### Material provided:
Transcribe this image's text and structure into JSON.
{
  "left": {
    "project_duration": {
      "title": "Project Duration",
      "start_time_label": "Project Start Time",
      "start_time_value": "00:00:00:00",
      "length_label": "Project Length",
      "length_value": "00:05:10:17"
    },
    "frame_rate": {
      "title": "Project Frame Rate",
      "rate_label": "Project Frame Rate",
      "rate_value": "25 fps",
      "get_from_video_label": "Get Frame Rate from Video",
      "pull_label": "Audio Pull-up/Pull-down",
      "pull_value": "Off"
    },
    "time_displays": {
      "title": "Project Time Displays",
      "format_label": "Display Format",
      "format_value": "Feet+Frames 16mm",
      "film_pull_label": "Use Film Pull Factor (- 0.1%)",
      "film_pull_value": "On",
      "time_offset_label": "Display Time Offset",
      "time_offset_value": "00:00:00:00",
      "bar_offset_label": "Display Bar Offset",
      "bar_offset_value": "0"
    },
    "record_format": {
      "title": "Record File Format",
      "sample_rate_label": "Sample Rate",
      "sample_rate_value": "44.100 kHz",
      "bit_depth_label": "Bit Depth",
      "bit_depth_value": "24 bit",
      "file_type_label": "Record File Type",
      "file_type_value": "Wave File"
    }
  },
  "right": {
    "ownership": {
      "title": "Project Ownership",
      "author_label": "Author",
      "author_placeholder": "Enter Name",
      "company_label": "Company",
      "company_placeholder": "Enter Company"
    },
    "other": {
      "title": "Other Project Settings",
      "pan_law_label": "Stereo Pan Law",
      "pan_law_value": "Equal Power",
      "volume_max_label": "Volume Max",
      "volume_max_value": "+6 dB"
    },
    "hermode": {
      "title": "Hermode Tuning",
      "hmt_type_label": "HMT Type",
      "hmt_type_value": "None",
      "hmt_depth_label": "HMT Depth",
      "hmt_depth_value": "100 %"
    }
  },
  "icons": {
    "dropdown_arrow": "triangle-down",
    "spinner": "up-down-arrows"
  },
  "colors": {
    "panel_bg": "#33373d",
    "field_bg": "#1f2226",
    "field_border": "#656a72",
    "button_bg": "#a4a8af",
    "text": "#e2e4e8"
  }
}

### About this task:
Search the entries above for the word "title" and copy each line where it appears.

### Exercise output:
      "title": "Project Duration",
      "title": "Project Frame Rate",
      "title": "Project Time Displays",
      "title": "Record File Format",
      "title": "Project Ownership",
      "title": "Other Project Settings",
      "title": "Hermode Tuning",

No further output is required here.